Grand jury proceedings are underway in the case.

TC's mother, Bell, said she believes her son was in Atlanta visiting friends when he was murdered. She said she had never heard the names of the two men accused of the slaying and doesn't believe her son knew them, either.

But she said TC expressed to her many times that he was living in fear of the Zulu Nation. Because he lived at her home in Connecticut when he wasn't on the road, she said, he was also concerned about her own safety.

"When my son was here, he feared for my life," she told Noisey. "I told him, 'Don't worry about me.' I told him, 'I'm OK.' I was worried about him. I know that he stepped down from the Zulu Nation. And I know the things that were going on at the Zulu Nation. He was not a part of whatever Bambaataa was doing."

"He was outspoken," she added. "But I can't say it had anything to do with it. I can't say yay or nay, if the Zulu Nation had this done to my son. I don't know."

Ronald Savage, a Bronx activist and former music industry professional who was the first person to come forward last year with molestation allegations against Bambaataa, said he spoke with Izlam two days before the murder and echoed Wills's contention that he lived in fear.

"He reached out to me two days before he was murdered," Savage told Noisey. "He needed to talk to me. What I do know is that he was scared, very scared all the time that Zulu was going to get him."

Savage showed Noisey a text message from Izlam from June 6 at 9:27 AM, in which Izlam wrote, "Peace brother.
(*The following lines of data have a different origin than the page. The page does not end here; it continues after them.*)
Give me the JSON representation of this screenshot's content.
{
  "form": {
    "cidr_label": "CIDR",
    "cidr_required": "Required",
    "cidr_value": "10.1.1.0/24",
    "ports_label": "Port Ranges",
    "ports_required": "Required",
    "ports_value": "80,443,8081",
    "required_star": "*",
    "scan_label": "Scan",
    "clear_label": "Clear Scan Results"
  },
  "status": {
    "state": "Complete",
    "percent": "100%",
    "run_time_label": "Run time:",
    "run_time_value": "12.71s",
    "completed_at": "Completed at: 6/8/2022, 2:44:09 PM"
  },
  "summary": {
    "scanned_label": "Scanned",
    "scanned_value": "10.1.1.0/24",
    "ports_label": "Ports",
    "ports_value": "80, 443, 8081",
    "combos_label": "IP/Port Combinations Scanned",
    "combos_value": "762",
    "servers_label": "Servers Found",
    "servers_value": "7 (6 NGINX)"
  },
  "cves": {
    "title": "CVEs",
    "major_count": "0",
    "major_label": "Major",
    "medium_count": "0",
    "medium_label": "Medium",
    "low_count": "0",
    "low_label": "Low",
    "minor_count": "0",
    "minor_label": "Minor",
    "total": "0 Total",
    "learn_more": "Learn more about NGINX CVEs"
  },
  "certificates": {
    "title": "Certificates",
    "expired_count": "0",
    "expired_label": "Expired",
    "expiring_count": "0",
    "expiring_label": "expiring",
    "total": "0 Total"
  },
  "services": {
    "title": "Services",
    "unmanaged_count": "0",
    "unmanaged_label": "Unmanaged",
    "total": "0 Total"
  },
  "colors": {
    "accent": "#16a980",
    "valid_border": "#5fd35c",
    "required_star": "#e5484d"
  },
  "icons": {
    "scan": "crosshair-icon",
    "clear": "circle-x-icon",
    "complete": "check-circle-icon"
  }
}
I need to build with u. u ok? Can we speak later today?"

Savage replied, "Yes sir," but said he never spoke with him again.

Speaking with Noisey, Savage alleged he'd received threats from members of the Zulu Nation himself. The threats began after he went public with allegations that Bambaataa molested him, he said, and continued after Izlam's death.

"He needed to talk to me. What I do know is that he was scared, very scared all the time that Zulu was going to get him." —Ronald Savage

He said members of the Zulu Nation contacted him in June and promised they were "gonna take it to the next level" if he posted anything about Bambaaataa on social media. Other Zulus have tried to get his home address, he claimed. He also was contacted in June by a high-ranking Zulu member—whom he declined to name—who asked him for a face-to-face meeting, he said.

"That's not going to happen," Savage recalled telling the person.

Savage was a teenager when he first met Izlam, and said he looked up to him.

"I'm very upset," Savage said of Izlam's murder. "At this point, I'm taking TC's advice. He told me [of the Zulus], 'Don't trust nobody.' I'm taking his advice. I'm looking over my shoulder all the time. I'm taking different paths home."

In an emotional video posted by Izlam on his Facebook page on May 20—just three weeks before he was gunned down—he spoke of the relief he felt in doing the interview with Wills.

"I feel like a burden, a heavy cross has been lifted off of me," he said. "I had to set the record straight on what the Zulu Nation is … It's just a bunch of facades, a bunch of smoke and mirrors."

"Everything I do, I [do] in the name of the creator, for truth, justice, and the hip-step way," he continued. "I'm just weeping right now and releasing a lot of years of locked-up pain... That cross is now gone, and I'm so thankful. Justice will be served."

The documentary is currently in post-production, and Wills said it will be available on iTunes, Amazon, and other pay-per-view streaming services in October.

Multiple attempts to reach Bambaataa for this story were unsuccessful, while his former attorney, Vivian Tozaki, said she no longer represents him. Multiple emails and messages left with Zulu Nation officials were not returned.

Bell said she last had a phone conversation with her son on Palm Sunday, in early April, about two months before he was killed.

They talked about a neighbor's house that caught fire in Connecticut and she said her last words to him were, "I love you."

"They just don't know what they took away," she said. "You can never replace this man. You can never replace him."